In fact, the last time The New York Times checked in with the Hedonometer team in 2015, the main finding was the tendency towards relentless positivity on social media.
"One of the happiest years on Twitter, at least for English," Professor Danforth said. "Since then it has been a long decline."
What has remained constant is this: "Happiness is hard to know. It's hard to measure," he said.
The Lab is part of a small but growing field of researchers who try to parse the national mental health through the prism of online life.
After all, never before have we had such an incredible stockpile of real-time data to choose from. And never has that stockpile towered as high as it does now: In the first months of the pandemic, Twitter reported a 34 per cent increase in daily average user growth. Without normal social life as antidote and anchor, social media now feels more like real life than ever before.
Since 2008, the Hedonometer has gathered a random 10 per cent of all public tweets, every day, across a dozen languages. The tool then looks for words that have been ranked for their happy or sad connotation, counts them and calculates a kind of national happiness average based on which words are dominating the discourse.
On May 31, the most commonly used words on English-language Twitter included "terrorist", "violence" and "racist". This was about a week after black American George Floyd was killed, near the start of the protests that would last all summer.
Since the beginning of the pandemic, the Hedonometer's sadness readings have set multiple records.
This year, "there was a full month of days that the Hedonometer was reading sadder than the Boston Marathon day", Prof Danforth said. "Our collective attention is very ephemeral. So it was really remarkable that the instrument, for the first time, showed this sustained, depressed mood, and it got even worse when the protests started."
Professor James Pennebaker, founder of online language analysis and a social psychologist at the University of Texas at Austin, became interested in what the choice of words reveals about our moods and characters - exactly at the moment when the Internet was first supplying such an enormous stockpile of text to draw from and consider.
"These digital traces are markers that we're not aware of, but they leave marks that tell us the degree to which you are avoiding things, the degree to which you are connected to people," said Prof Pennebaker, author of The Secret Life Of Pronouns, among others. "They are telling us how you are paying attention to the world."
Professor Munmun De Choudhury, from the School of Interactive Computing at Georgia Tech, is also examining digital data for insights into well-being. In 2013, she and her colleagues found that by looking at new mothers on social media, they could help predict which ones might develop postpartum depression, based on their posts before the babies' births.
One of the most telling signs?
The use of first-person singular pronouns, like "I" and "me". "If I'm constantly talking about 'me', it means my attention has inward focus," she said. "In the context of other markers, it can be a correlate of mental illness."
This finding first emerged in the work of Prof Pennebaker.
You may be wondering if Twitter is really a representative place to check the state of the population's mental health.

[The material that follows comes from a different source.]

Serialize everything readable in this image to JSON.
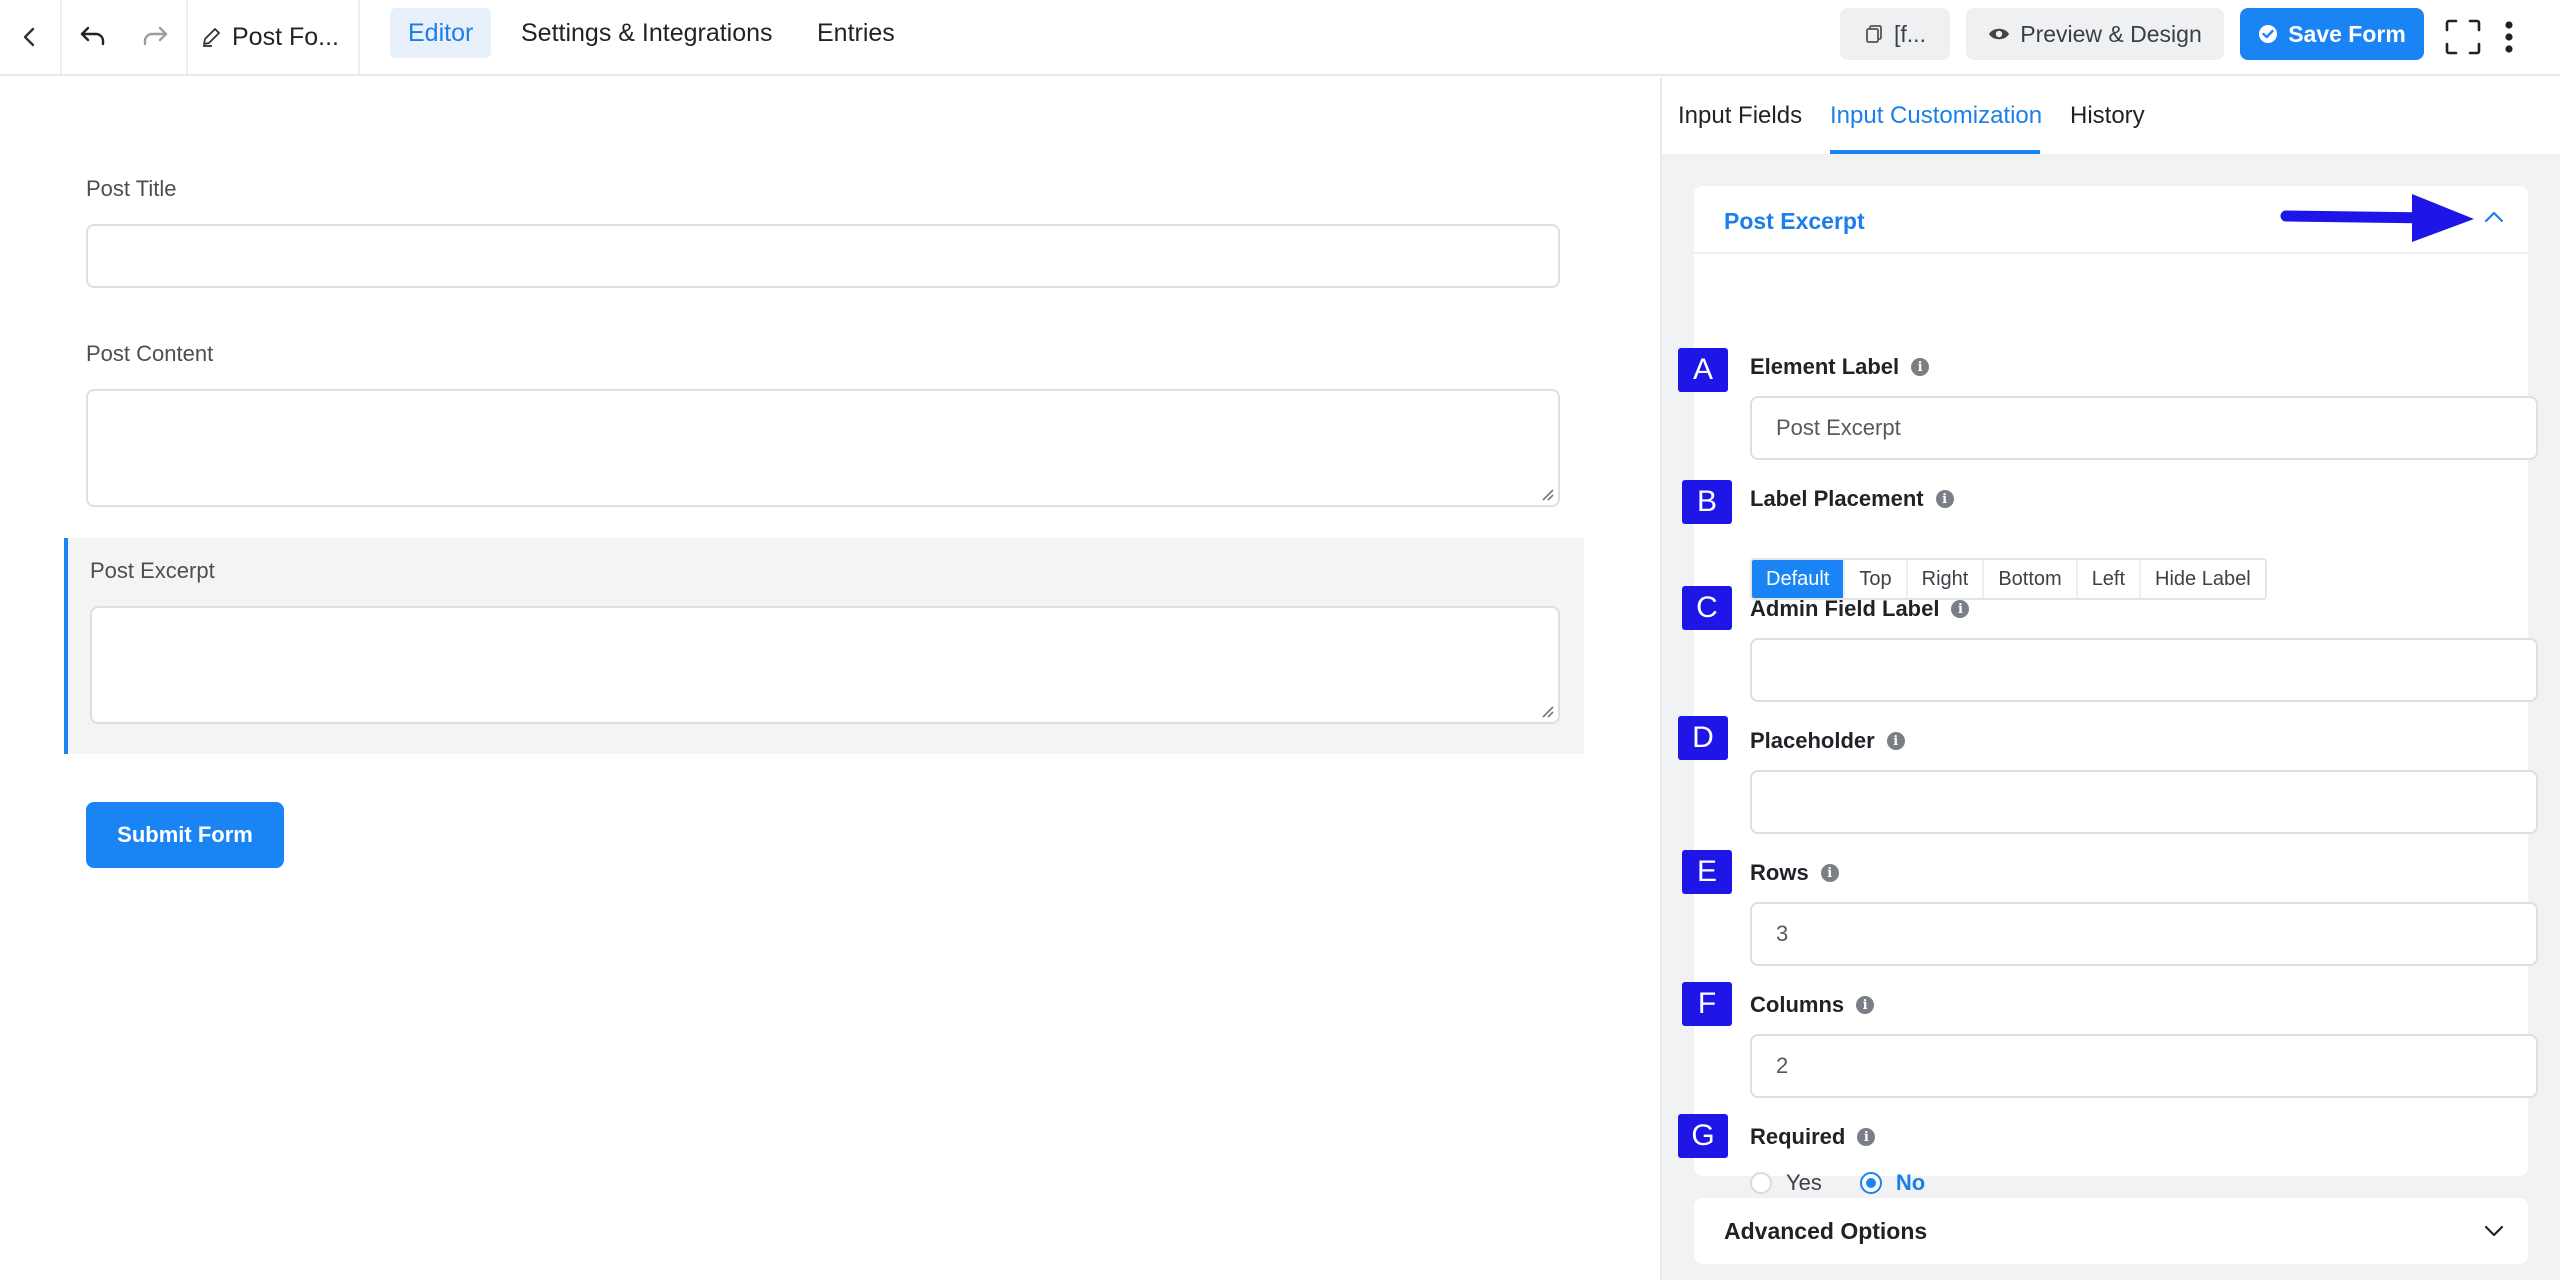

After all, many users tend to refer to it by nicknames such as "hellsite" and "sewer". Some studies have shown that frequent social media use is correlated with depression and anxiety.
Can we really discern national happiness based on this particular digital environment and the fraction of the population - one in five last year - that regularly use Twitter? Dr Angela Xiao Wu, an assistant professor of media, culture and communication at New York University, thinks we cannot.
She argues that in the rush to embrace data, many researchers ignore the distorting effects of the platforms themselves. We know Twitter's algorithms are designed to keep us hooked on our timelines, emotionally invested in the content and coaxed towards remaining in a certain mental state.
"If social scientists then take your resulting state, after all these interventions that these platforms have worked on you, and derive from that a national mood? There's a huge part of platform incitement that's embedded in the data, but is not being identified," she said.
Indeed, Dr Johannes Eichstaedt, a computational social scientist at Stanford and a founder of the World Well-Being Project, concedes that the methods like the ones his own lab uses are far from perfect. "I would say it's about a C+," he said. "It's not that accurate, but it's better than nothing."